- Caryn C. Borg-Breen (2006). "Garage Door Openers, Printer Toner Cartridges, and the New Age of the Digital Millennium Copyright Act". Northwestern University Law Review (Northwestern University School of Law) 100 (2): 912–915. Retrieved 23 September 2013.
- R. 1008 (D. Ct. Order 4/24/07)
- R. 1245 (D. Ct. Order 5/31/07)
- 2009 WL 891811, at *1
- Associated Gen. Contractors of Cal., Inc. v. Cal. State Council of Carpenters ("AGC"), 459 U.S. 519 (1983)
- N.C. Gen.Stat. §§ 75-1, et seq., analyzed in Matthew W. Sawchak; Kip D. Nelson (2012). "Defining unfairness in "Unfair trade practices"". North Carolina Law Review (University of North Carolina School of Law) 90 (6): 2033–2082. Retrieved 23 September 2013.
- Hyde v. Abbott Labs., Inc., 123 N.C. App. 572 (N.C. App. 20 August 1996). , 473 S.E.2d 680, 681-82, rev. denied, 344 N.C. 734, 478 S.E.2d 5 (1996)
- Amanda J. Carmany-Rampey (2009). "Quanta’s Changed Landscape of Patent Exhaustion: Static Control Components, Inc. v. Lexmark International, Inc.". Center for Advanced Study & Research on Intellectual Property Newsletter (University of Washington School of Law) 16 (2). Retrieved 23 September 2013.
- "Lexmark International, Inc. v. Static Control Components, Inc., Docket 12-873".
- described in Bennett v. Spear, 520 U.S. 154 (1997), 162-163
- Ronald Mann (November 29, 2013). "Argument preview: Justices to descend into morass of standing doctrine". SCOTUSblog.
- Eric Goldman (December 2, 2013). "Previewing Lexmark vs Static Control, A Rare Supreme Court Case On False Advertising". Forbes.
- Ronald Mann (December 5, 2013). "Argument analysis: Argument in standing case presages rare win for Sixth Circuit". SCOTUSblog.
- Lexmark's DMCA aspirations all but dead
- Electronic Frontier Foundation. "Lexmark v. Static Control Case Archive". Retrieved 2006-08-08.
- Karl S. Forester (2003-02-27). "Lexmark International, Inc. v. Static Control Components, Inc.: Findings of Fact and Conclusions of Law". United States District Court for the Eastern District of Kentucky.

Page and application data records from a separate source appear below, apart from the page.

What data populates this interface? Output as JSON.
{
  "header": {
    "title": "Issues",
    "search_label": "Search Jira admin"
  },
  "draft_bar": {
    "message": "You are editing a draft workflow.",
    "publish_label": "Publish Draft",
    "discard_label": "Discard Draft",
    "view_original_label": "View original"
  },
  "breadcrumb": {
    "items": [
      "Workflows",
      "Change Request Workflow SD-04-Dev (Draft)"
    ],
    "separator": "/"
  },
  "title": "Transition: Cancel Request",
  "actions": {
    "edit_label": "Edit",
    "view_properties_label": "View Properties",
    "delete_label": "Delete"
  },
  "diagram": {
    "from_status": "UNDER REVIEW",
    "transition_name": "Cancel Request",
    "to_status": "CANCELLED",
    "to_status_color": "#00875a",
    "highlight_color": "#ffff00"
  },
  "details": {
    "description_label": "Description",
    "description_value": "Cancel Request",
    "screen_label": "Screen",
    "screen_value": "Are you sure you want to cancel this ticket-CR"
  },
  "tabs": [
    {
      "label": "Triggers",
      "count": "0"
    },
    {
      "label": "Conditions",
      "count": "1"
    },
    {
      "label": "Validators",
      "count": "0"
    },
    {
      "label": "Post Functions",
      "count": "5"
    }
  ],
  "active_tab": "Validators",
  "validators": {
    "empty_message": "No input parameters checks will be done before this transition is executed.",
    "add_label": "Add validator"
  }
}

Retrieved 2006-08-08.
- Judge Jeffrey S. Sutton (2004-10-26). "Lexmark Int'l v. Static Control Components" (pdf). Sixth Circuit Court of Appeals. Retrieved 2006-08-08.
- Text of Lexmark International, Inc. v. Static Control Components, Inc., No. 03-5400 (October 26, 2004) is available from: Findlaw openjurist.org resource.org